What you have to do. Check each line of the listing below for the string "help", then give only the number of lines where it occurs.

Data.
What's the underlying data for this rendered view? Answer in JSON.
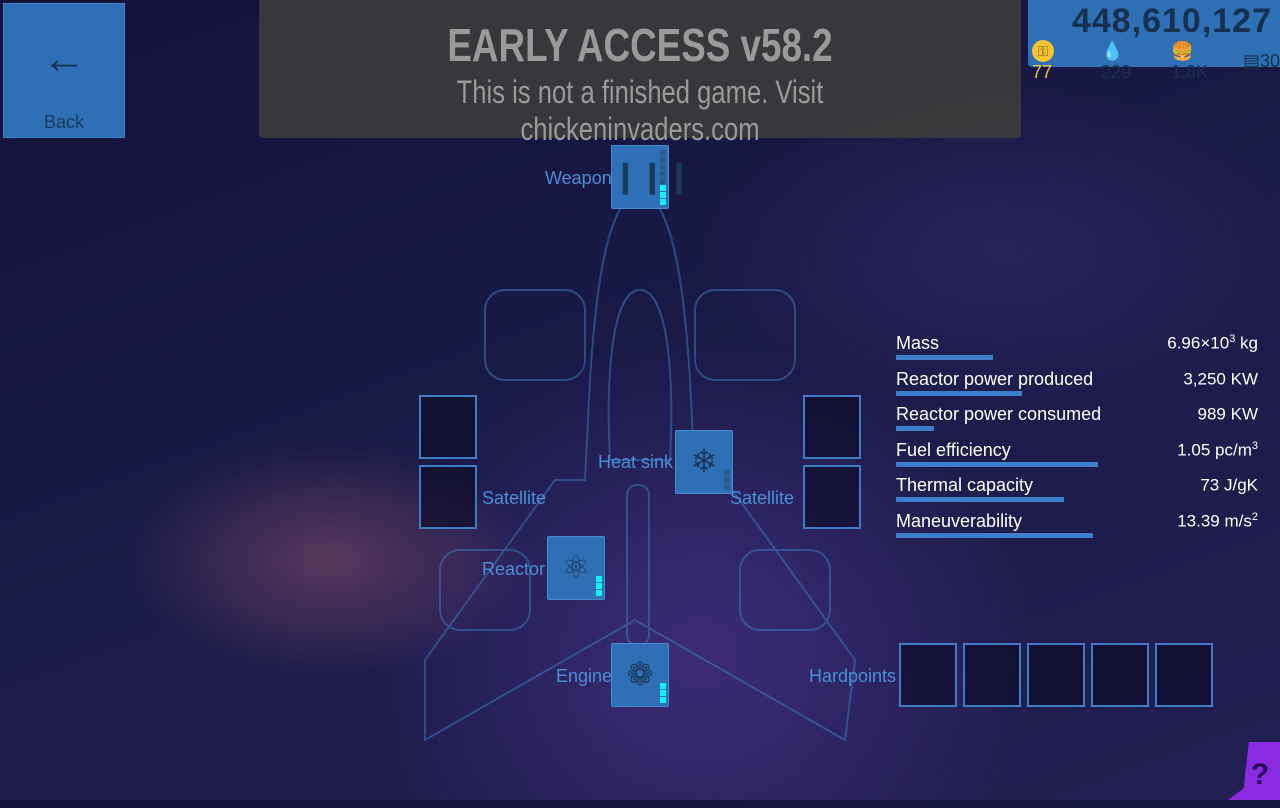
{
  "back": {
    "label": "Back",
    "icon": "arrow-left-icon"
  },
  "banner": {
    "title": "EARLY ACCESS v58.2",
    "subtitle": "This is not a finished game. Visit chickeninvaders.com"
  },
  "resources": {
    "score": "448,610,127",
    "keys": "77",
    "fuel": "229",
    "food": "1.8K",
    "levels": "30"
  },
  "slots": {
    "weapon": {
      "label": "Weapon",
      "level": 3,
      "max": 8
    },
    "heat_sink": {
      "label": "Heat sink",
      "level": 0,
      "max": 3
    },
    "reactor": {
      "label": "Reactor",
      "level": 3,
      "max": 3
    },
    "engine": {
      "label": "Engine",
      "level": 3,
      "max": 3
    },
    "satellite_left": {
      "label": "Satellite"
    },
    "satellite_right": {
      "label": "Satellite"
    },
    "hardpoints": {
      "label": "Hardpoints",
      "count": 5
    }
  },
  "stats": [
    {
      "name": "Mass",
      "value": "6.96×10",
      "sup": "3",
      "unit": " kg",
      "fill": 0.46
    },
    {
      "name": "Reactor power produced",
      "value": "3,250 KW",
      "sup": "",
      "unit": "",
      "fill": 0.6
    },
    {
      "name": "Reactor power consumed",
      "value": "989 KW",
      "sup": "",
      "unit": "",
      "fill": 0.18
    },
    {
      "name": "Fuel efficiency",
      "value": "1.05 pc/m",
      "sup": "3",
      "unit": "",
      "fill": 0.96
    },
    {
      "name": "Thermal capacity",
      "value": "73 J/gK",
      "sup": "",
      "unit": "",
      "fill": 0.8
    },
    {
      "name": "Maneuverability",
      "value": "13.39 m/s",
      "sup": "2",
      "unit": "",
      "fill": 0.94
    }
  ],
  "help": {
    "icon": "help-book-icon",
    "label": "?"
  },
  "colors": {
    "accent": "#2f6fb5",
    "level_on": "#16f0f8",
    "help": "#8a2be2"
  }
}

Solution for this exercise. 3